Though Elijah could only focus on the threats to his life when he was fatigued, there came a time when he awakened to the sight of a lovely rose blooming in the desert. That flower was the Rose of Sharon, the Lord Himself. He spoke to Elijah personally and audibly, in a gentle whisper. Elijah was physically and emotionally restored as God empowered him to continue the important work He had assigned him.
Let us remain steadfast in our faith so that when threats assail us, we will recognize and call to the Source of our help.
“My help comes from the Lord, the maker of heaven and earth” (Psalm 121:2).
This is the last part of this series from GraceThruFaith.
This entry is part 2 of 2 in the series Why Do Bad Things Happen
Job’s problem explained.
Last time I said that this is the first and most frequently asked question when people experience serious trouble, whether they’re believers or not. There appear to be at least three answers to this age-old question. The first and by far the most common is found by looking in a mirror. The second has to do with the consequences of sin in the world (we covered these last time) And the third concerns our own sin nature. I’ll share a story to tie the first two together and then use a brief summary of the Book of Job for answer number three.
Tell me a Story

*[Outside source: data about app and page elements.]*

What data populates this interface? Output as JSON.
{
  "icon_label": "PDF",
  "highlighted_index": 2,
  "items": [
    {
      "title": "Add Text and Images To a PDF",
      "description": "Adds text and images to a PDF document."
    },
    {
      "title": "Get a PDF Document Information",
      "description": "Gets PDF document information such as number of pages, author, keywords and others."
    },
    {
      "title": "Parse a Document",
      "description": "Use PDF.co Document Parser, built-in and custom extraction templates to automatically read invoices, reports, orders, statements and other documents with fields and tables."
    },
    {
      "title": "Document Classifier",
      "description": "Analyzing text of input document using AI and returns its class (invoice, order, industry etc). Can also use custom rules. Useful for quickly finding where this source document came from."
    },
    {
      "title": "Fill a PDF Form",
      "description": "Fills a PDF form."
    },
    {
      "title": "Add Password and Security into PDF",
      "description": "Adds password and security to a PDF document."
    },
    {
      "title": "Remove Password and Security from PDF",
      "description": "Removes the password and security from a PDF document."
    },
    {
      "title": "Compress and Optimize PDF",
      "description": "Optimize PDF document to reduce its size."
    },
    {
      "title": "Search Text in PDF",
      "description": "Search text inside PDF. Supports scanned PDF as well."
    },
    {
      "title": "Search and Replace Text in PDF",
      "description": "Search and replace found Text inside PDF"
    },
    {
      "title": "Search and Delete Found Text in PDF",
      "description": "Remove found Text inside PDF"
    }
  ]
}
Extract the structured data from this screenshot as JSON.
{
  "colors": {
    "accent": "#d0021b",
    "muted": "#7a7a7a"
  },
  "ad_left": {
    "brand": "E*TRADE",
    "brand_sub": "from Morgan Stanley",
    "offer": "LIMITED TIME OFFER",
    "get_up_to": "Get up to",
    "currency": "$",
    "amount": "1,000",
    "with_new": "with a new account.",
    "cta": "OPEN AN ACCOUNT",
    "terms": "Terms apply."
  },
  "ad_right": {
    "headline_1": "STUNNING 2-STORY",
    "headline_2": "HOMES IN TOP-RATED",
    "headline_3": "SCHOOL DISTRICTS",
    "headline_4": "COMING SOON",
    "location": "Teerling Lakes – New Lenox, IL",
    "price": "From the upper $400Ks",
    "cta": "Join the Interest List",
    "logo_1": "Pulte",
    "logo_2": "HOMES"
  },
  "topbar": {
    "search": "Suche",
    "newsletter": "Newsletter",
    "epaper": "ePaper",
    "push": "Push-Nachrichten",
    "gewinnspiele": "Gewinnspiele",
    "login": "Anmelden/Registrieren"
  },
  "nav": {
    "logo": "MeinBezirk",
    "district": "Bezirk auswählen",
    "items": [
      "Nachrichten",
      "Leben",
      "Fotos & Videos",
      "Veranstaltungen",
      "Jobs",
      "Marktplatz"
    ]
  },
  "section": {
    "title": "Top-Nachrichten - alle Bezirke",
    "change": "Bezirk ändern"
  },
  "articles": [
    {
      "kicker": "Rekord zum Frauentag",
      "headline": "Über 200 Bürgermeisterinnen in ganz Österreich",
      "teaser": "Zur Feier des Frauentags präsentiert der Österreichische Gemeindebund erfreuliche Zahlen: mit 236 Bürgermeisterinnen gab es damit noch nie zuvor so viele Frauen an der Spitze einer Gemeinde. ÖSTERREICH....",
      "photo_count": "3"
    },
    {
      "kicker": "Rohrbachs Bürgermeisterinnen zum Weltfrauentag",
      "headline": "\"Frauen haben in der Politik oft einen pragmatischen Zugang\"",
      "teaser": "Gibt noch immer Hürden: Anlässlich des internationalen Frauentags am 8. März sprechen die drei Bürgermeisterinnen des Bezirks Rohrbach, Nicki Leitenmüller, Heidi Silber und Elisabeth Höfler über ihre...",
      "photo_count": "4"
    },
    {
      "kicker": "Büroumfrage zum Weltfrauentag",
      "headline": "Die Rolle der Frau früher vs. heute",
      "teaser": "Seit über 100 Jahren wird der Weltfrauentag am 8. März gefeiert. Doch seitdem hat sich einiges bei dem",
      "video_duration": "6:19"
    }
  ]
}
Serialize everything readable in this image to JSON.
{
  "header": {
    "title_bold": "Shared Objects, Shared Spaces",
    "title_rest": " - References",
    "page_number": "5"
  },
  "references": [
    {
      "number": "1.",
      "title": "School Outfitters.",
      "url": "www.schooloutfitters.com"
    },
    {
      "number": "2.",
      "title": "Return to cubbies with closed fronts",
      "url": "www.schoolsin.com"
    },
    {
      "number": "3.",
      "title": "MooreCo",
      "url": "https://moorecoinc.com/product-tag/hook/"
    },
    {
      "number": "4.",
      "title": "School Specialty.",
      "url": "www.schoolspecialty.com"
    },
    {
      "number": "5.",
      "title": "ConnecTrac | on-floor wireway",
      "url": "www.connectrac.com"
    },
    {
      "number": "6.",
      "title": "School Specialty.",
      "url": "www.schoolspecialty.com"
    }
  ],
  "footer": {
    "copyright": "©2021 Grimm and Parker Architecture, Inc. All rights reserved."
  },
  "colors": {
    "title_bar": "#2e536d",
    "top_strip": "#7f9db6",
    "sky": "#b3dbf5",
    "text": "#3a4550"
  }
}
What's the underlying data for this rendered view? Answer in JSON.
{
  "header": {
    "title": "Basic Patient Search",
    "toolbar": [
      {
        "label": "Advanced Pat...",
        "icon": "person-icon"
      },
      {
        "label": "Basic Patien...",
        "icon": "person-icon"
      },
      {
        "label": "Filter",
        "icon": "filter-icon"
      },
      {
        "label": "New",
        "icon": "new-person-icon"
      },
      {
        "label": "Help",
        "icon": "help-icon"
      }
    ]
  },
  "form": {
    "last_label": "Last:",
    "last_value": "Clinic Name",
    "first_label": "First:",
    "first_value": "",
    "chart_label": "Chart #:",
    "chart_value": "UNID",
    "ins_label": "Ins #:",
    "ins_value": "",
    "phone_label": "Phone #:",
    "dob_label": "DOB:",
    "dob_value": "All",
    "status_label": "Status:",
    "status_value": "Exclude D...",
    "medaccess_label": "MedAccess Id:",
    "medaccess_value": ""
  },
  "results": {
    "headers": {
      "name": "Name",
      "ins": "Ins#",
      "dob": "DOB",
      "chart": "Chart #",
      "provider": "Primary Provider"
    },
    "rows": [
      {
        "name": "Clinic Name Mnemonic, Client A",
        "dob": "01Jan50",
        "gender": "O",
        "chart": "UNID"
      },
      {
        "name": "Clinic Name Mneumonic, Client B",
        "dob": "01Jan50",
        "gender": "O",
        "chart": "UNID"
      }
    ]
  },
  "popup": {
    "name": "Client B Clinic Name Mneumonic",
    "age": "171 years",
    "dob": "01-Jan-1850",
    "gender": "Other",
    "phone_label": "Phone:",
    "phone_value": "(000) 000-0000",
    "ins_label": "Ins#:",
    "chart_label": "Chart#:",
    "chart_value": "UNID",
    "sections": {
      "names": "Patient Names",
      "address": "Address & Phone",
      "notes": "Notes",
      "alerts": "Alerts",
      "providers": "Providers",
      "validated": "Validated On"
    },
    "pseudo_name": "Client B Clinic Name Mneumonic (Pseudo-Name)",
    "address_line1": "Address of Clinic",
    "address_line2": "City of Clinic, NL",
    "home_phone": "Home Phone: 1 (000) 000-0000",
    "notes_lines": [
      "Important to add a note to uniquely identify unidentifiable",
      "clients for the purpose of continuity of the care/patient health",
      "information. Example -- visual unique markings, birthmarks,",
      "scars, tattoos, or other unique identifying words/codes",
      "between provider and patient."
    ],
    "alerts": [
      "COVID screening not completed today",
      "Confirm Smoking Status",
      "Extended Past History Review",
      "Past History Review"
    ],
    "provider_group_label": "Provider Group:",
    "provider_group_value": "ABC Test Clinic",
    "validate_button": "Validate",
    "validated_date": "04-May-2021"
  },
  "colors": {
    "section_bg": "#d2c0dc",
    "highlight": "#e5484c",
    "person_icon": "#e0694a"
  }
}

I’ve altered certain facts to disguise this believer’s identity, but his story is true. To most he seems like a friendly guy who takes life pretty much in stride, but behind closed doors he’s way different. Family tales of his temper tantrums are the stuff of legends. Some years ago he suffered a heart attack that required a bypass operation. While recovering in the hospital he learned of a minor accident that had left a small scratch on his car. The next time his family came to visit, he blew up and threw them out. He ignored the doctor’s advice on changing his eating habits to combat his cholesterol problem. I witnessed his temper once in a retail business when he didn’t get the service he wanted. He recently had another heart attack, and the day after getting out of the hospital sent his wife out for a fast food sandwich with fries and a coke. He claims that God sent his heart attacks and refuses to heal him.
Who’s in Charge Here?
This is a great example of our unwillingness to recognize the effect of sin in our world and then accept responsibility for our own behavior.
Read the rest here.
This is the first part of a two part series from GraceThruFaith
A Bible Study by Jack Kelley
Biblical answers for this age old question.
This has been the topic of several popular books over the years. One author’s conclusion was that either God cares for us but can’t help or else He can help us but doesn’t care. Isn’t that encouraging?
But this is the first and most frequently asked question when people are experiencing serious trouble, whether they’re believers or not. The answers seem to have eluded mankind since the incident between Cain and Able. I say answers because there appear to be at least three. The first and by far the most common is found by looking in a mirror. The second has to do with the consequences of sin in the world. And the third concerns our own sin nature. Let’s take them in order.
Mirror, Mirror on the Wall
First, when I say look in the mirror, I mean that most of us do more in a day to diminish our physical and mental wellbeing than to enhance it. Just look at our eating and exercise habits, the stress we create and endure in the work place, the way we enslave ourselves to materialism, the enormous load of debt and responsibility we carry, and the way we suffer and cause suffering in our relationships.
Read the rest here.
Bless the Lord, O my soul!
O Lord my God, You are very great:
You are clothed with honor and majesty,
2 Who cover Yourself with light as with a garment,
Who stretch out the heavens like a curtain.